(Records shown begins)

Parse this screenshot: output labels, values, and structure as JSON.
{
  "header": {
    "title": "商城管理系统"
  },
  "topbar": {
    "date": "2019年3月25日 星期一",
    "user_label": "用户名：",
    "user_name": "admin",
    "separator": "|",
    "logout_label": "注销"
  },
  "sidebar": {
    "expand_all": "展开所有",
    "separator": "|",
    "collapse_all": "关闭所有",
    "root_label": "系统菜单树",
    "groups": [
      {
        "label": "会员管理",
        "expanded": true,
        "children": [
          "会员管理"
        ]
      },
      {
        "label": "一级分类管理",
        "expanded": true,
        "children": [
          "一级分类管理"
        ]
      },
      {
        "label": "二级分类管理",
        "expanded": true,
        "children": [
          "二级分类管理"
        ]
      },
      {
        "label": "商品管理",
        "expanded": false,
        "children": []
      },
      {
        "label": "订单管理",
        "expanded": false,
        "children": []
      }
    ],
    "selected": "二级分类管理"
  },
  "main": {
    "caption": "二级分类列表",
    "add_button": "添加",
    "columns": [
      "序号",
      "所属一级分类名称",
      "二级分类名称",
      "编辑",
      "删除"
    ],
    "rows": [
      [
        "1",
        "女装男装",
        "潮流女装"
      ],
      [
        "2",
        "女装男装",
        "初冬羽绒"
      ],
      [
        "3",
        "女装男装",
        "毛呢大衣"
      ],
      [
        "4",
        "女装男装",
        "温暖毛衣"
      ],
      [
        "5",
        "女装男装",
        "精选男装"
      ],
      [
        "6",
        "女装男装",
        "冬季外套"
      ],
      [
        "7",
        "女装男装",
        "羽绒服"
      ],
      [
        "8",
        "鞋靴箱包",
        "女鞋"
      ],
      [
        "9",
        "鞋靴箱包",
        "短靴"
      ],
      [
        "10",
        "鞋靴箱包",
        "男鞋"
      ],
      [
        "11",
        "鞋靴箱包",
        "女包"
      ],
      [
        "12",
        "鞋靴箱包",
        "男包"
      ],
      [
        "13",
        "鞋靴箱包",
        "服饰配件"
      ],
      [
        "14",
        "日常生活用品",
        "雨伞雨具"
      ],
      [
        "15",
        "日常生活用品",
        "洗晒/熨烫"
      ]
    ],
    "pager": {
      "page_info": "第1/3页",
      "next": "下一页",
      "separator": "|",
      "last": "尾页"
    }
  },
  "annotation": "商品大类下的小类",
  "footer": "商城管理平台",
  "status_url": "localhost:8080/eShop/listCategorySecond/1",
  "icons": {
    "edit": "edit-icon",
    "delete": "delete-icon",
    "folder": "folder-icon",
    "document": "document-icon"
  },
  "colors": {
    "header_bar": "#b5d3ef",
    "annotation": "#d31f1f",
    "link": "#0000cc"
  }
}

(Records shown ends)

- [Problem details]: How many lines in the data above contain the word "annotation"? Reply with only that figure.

- [Solution for this exercise]: 2